Gibraltar: Government proposes marriage equality legislation

The government of Gibraltar is proposing legislation to allow same-sex couples to marry legally; the changes will explicitly protect the rights of houses of worship to continue to make their own decisions about what couples to bless.

Poland: Marriage equality may be years away but five couples fighting for their rights

Worldcrunch reports on five gay and lesbian couples who “have decided to publicly fight for their fight to get married” in a country that is “home to a diehard traditional Catholicism that some say was  even too pious for Pope Francis. The couples’ attempts to marry have been rejected by city officials.

Krzysztof Łoś and Grzegorz Lepianka have been together for 13 years. “Having to explain why I want to get married with somebody that I love is itself an insult,” Lepianka told Newsweek Polska. “What could be the reason after 13 years together, apart from the fact that I love him? We really love each other and we want the country to acknowledge it.”

The couples have established the Coalition in Aid of Civil Partnerships and Marriage Equality, and are taking their cases to the European Court of Human Rights in Strasbourg.

Indeed Italy, another country with a close relationship with the Catholic Church, also took a European path to finally recognize same-sex unions earlier this year — though that path began way back in 2002.

Still, change has been accelerating, and today only six EU countries do not have any laws allowing for same-sex marriage or civil partnerships: Bulgaria, Latvia, Lithuania, Romania and Poland.
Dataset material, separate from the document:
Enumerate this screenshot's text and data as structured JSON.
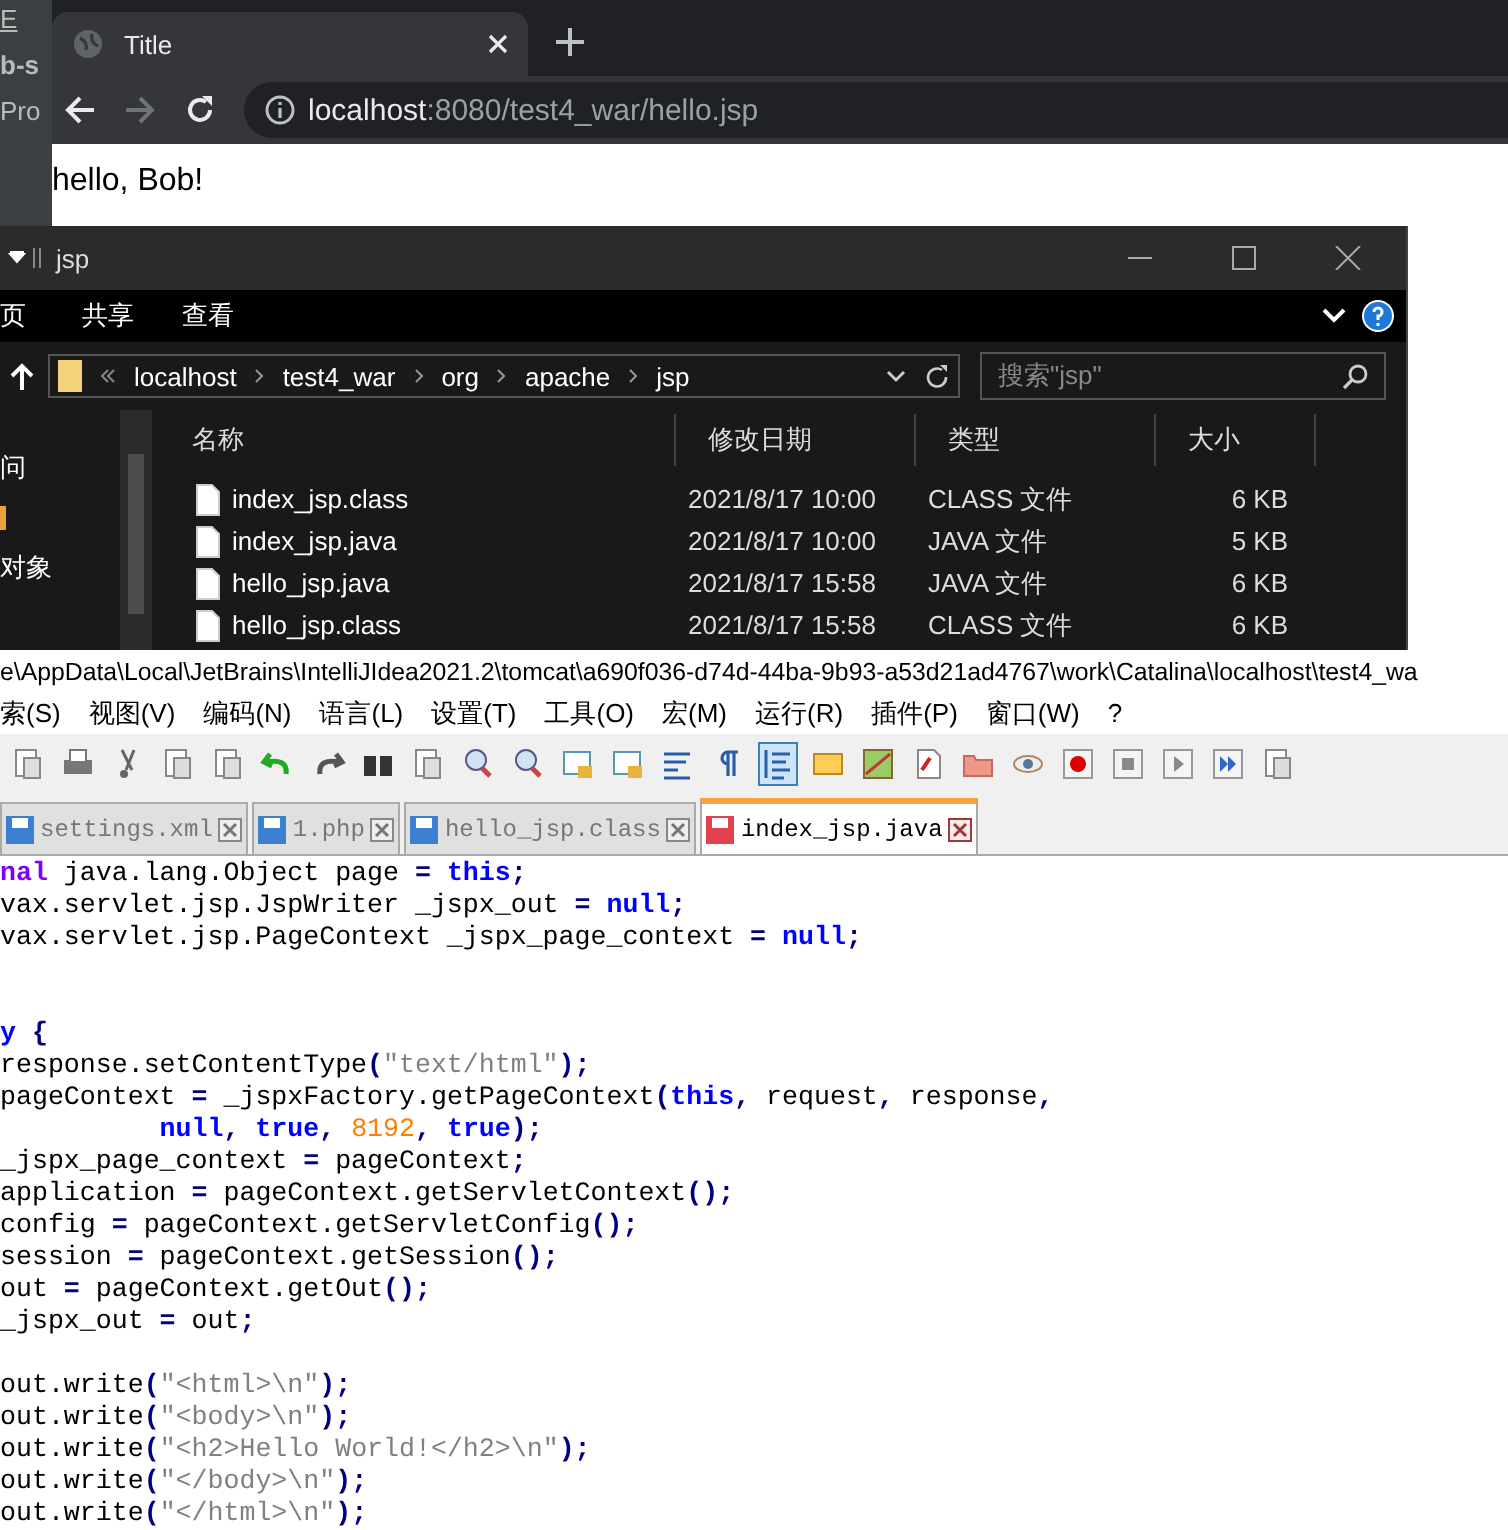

But in Poland, at least, the ball is now rolling.

Sweden: Government prepared to deport Liberian soccer player

The Scotsman reports that Sweden is preparing “to deport an openly gay footballer back to his native Liberia.” Andrew Nagbe was arrested detained during Stockholm pride celebrations; officials have said his claim to be gay and is fear of persecution in Liberia are not “verifiable.” But the 22-year-old Nagbe said that everyone in Liberia now knows that he is gay. “In prison I’ll be beaten and raped every day until I am released and leave the country again,” he said.

Turkey: Prominent trans activist murdered

The murder of prominent transgender activist Hande Kader has drawn unusual attention even in the midst of the government’s current restrictions on demonstrations, reports the BBC.

Canada: Prime Minister celebrates pride in Montreal

Prime Minister Justin Trudeau continued his appearances at pride celebrations, adding Montreal to earlier appearances in Toronto and Vancouver.

Sri Lanka: Challenges for gender-nonconforming people

Human Rights Watch issued a report on discrimination and abuse faced by people who challenge gender norms.

Myanmar: Activists urge inclusion of LGBT people under legislation on violence against women

The Myanmar Times examines ongoing conversations about protecting LGBT people under a draft law on the prevention of violence against women. Same-sex relations are still criminalized under the country’s colonial-era penal code.

Japan: Ad agency creates think tank to help companies understand LGBT market

A major advertising company has created a think tank to “cater to the newfound need among Japanese firms to learn more about sexual minorities, including support to expand into this new market.” More from Japan Times:

The LGBT market is still largely uncharted territory in Japan, and there is room for companies to explore it through new services or products, institute CEO Takahiko Morinaga said.

“In the world of marketing, it’s still only about (straight) men or women, and the presence of LGBT consumers has been forgotten. … Being a gay person myself, I’ve always felt that was such a waste of opportunities,” said Morinaga, 33, who won an in-company competition to start the venture. “By turning our eyes to (LGBT people), I believe we can create products or services that we’ve never seen before.”